Work request:
When you reach the line containing "Output a JSON", begin copying, and keep copying each line exactly until the listing ends.

Records shown:

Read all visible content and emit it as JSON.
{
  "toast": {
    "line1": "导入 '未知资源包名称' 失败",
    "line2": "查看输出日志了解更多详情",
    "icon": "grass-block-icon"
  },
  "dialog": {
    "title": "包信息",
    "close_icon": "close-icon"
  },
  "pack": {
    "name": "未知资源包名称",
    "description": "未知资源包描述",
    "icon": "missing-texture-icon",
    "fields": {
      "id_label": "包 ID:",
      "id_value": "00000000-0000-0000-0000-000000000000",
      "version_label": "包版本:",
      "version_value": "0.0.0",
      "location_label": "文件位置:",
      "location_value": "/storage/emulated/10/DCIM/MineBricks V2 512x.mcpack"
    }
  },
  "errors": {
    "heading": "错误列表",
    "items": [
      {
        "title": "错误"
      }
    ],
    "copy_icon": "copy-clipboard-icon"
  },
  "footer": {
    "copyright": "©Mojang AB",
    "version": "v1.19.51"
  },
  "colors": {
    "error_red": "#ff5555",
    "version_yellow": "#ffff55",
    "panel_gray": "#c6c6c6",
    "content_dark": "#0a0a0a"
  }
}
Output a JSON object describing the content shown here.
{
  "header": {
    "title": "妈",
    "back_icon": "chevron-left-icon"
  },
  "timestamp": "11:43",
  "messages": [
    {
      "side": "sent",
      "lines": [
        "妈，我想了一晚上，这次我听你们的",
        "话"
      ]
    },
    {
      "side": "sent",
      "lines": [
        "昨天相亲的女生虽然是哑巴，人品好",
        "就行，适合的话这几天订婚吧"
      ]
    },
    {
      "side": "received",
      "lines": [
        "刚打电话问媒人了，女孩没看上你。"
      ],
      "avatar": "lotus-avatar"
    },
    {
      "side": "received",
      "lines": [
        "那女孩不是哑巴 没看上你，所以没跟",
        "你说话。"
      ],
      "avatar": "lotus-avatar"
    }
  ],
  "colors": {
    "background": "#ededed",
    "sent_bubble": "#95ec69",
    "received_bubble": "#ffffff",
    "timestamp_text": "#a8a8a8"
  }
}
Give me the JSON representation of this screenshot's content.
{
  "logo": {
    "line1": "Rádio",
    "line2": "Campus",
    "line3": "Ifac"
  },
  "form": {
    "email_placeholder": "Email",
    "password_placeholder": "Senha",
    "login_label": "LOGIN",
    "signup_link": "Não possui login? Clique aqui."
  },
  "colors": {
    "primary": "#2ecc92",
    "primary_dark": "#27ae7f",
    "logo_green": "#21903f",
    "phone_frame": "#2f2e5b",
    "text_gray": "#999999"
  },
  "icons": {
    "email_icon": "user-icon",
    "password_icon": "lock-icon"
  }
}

Written response:
Output a JSON object describing the content shown here.
{
  "header": {
    "title": "妈",
    "back_icon": "chevron-left-icon"
  },
  "timestamp": "11:43",
  "messages": [
    {
      "side": "sent",
      "lines": [
        "妈，我想了一晚上，这次我听你们的",
        "话"
      ]
    },
    {
      "side": "sent",
      "lines": [
        "昨天相亲的女生虽然是哑巴，人品好",
        "就行，适合的话这几天订婚吧"
      ]
    },
    {
      "side": "received",
      "lines": [
        "刚打电话问媒人了，女孩没看上你。"
      ],
      "avatar": "lotus-avatar"
    },
    {
      "side": "received",
      "lines": [
        "那女孩不是哑巴 没看上你，所以没跟",
        "你说话。"
      ],
      "avatar": "lotus-avatar"
    }
  ],
  "colors": {
    "background": "#ededed",
    "sent_bubble": "#95ec69",
    "received_bubble": "#ffffff",
    "timestamp_text": "#a8a8a8"
  }
}
Give me the JSON representation of this screenshot's content.
{
  "logo": {
    "line1": "Rádio",
    "line2": "Campus",
    "line3": "Ifac"
  },
  "form": {
    "email_placeholder": "Email",
    "password_placeholder": "Senha",
    "login_label": "LOGIN",
    "signup_link": "Não possui login? Clique aqui."
  },
  "colors": {
    "primary": "#2ecc92",
    "primary_dark": "#27ae7f",
    "logo_green": "#21903f",
    "phone_frame": "#2f2e5b",
    "text_gray": "#999999"
  },
  "icons": {
    "email_icon": "user-icon",
    "password_icon": "lock-icon"
  }
}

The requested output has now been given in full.